Philosophy: Low churn costs due to automated Passive investment (ETF) as well as Active investment driven by an adviser, whom can manage a large client base with the aid of technology.

Customer information: On demand information via email or login, versus current quarterly / semi-annual / annual reports.

Technology: Low human touch with high tech touch.  Accessibility from a mobile, laptop or tablet any time.  Personalised service is offered through learning and personalisation algorithms.

User Friendly: Provide investment information in plain English to appeal to everyday people.



Revenue Projections

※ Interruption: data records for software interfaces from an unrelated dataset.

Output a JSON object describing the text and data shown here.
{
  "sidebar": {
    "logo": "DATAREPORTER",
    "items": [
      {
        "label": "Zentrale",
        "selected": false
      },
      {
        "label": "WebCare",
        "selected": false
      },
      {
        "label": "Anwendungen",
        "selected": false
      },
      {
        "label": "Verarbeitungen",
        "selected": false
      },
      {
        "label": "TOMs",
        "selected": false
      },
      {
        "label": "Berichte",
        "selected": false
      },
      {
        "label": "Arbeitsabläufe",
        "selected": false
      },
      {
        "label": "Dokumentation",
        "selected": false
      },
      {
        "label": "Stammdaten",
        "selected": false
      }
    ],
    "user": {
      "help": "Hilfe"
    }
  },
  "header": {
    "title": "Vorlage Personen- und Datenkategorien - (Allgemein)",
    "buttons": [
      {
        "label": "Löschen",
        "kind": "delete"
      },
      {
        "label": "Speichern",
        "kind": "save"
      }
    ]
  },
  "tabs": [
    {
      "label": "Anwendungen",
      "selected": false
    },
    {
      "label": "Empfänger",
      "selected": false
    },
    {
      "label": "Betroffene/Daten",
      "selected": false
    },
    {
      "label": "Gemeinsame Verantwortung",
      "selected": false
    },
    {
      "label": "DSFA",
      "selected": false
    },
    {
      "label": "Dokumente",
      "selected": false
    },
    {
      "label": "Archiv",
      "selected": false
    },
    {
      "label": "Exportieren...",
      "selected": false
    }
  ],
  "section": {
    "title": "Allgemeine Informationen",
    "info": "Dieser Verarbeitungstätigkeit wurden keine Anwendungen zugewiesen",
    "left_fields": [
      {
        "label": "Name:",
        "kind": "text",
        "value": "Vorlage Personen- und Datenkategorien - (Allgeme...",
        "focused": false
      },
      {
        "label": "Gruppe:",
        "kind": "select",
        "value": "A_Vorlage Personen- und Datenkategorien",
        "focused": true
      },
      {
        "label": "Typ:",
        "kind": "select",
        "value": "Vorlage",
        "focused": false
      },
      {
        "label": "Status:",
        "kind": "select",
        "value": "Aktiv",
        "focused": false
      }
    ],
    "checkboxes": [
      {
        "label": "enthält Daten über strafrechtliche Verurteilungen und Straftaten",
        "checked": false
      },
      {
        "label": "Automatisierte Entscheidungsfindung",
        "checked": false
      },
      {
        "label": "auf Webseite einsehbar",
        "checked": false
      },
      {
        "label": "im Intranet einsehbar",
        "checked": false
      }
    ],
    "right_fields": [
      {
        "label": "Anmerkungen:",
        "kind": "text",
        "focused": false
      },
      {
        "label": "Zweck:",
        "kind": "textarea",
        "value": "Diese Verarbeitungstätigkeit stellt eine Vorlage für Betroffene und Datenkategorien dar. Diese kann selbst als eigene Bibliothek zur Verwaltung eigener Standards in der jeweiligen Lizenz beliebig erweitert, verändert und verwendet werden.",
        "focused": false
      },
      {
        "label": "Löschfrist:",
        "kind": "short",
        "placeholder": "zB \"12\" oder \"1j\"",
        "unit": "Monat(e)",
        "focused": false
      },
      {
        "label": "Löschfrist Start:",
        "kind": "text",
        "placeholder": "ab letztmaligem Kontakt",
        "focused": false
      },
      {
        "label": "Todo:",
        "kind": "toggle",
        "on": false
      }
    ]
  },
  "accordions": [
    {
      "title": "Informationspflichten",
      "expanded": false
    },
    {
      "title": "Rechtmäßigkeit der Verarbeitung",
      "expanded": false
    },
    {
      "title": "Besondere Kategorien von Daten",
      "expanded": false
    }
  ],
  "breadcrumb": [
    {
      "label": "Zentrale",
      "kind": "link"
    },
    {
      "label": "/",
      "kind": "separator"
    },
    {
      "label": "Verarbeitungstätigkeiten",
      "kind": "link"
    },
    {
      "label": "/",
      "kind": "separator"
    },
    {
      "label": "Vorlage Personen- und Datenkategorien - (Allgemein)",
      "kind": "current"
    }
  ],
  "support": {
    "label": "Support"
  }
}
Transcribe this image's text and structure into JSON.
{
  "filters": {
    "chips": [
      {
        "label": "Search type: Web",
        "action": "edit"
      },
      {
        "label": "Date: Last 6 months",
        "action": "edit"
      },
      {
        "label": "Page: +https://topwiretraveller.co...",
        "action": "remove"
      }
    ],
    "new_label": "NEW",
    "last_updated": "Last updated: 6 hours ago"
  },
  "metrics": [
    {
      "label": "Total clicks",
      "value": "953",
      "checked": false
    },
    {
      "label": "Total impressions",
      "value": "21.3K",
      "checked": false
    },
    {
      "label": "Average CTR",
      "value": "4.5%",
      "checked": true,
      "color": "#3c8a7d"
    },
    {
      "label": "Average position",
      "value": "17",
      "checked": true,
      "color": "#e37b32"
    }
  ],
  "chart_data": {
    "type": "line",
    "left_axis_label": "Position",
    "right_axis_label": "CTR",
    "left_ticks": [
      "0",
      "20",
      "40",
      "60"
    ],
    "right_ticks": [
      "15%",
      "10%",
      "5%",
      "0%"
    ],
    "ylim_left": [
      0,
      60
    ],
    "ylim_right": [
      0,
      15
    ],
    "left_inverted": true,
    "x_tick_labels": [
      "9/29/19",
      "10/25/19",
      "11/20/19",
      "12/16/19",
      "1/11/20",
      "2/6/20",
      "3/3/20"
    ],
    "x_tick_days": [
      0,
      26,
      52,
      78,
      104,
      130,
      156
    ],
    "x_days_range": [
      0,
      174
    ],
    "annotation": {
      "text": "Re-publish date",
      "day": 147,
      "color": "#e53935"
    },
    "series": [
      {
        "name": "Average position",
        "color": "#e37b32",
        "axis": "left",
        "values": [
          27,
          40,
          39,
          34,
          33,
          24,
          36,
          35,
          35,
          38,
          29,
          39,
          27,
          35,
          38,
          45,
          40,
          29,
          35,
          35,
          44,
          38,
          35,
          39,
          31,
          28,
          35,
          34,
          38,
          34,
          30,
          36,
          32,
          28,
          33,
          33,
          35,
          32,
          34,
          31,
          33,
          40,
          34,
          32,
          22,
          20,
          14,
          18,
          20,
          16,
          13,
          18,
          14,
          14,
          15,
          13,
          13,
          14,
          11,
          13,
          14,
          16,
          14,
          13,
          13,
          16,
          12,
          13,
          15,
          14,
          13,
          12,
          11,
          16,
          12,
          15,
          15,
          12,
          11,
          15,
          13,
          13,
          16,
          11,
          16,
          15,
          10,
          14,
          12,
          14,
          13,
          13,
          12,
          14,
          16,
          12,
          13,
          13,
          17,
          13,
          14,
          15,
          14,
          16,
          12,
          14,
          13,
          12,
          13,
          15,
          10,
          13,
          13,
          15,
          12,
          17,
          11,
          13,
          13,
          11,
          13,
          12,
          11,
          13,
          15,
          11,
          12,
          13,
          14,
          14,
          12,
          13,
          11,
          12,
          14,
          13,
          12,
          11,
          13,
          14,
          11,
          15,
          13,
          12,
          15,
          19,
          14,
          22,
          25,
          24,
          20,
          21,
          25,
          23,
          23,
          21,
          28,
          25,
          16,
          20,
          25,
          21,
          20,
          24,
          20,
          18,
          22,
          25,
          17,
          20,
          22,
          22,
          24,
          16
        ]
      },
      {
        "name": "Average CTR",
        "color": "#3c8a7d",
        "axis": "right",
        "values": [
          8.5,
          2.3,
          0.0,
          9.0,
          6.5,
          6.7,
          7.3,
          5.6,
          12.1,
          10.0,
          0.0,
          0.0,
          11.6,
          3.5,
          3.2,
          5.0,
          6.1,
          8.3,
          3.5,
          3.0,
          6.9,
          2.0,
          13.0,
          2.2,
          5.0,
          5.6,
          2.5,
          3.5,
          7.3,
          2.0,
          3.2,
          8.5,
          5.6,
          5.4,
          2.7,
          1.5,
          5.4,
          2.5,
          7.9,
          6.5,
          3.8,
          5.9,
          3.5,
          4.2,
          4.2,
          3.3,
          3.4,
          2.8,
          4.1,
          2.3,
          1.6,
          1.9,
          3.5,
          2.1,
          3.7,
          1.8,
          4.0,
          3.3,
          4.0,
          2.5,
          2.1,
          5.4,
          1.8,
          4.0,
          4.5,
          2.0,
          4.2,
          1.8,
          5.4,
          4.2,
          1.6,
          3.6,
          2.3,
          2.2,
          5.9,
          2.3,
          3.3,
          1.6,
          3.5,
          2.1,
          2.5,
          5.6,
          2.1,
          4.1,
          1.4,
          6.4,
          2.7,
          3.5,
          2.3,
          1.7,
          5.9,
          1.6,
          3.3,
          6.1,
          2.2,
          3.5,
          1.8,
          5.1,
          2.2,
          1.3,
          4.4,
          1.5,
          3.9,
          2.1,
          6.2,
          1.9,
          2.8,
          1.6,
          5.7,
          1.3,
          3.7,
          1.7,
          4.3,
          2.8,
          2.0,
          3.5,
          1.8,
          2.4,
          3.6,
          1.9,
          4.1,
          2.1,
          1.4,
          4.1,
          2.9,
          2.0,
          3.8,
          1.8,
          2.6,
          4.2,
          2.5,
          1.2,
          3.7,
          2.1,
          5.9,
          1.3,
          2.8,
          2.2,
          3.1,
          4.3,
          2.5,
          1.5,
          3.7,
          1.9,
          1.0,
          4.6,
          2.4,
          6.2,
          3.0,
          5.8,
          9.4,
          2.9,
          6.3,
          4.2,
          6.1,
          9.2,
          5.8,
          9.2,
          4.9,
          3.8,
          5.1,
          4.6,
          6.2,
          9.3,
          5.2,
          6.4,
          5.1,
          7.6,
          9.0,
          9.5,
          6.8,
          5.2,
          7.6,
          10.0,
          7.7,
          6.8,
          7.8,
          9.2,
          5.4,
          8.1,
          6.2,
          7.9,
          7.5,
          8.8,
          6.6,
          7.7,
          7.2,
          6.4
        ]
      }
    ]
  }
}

Global models of Robo platforms charge at the lower end of the spectrum. The Australian models suggest charges of 50 basis points with ETF charges on top, which would see customers charged between 70 and 95 basis points of Funds Under Management (FUM).


Will this replace my Financial Advisers?

No.  The idea behind Robo advice platforms is to service the mass population, who may have anywhere from $5 to $250k which they wish to invest, yet are below a typical fund managers investment threshold. 

High net worth individuals will still be managed by your team of advisers/ fund managers.

Next Step

YouDo are experts in bespoke software development.  Backed by a strong industry knowledge in the financial sector in NZ, as well as wholesale trading, peer to peer lending platforms, dashboards, API’s and integration experience, we are an ideal partner for anyone looking to advance their brand and financial product offering.

Contact us today to find out how we can make your Robo ideas a reality.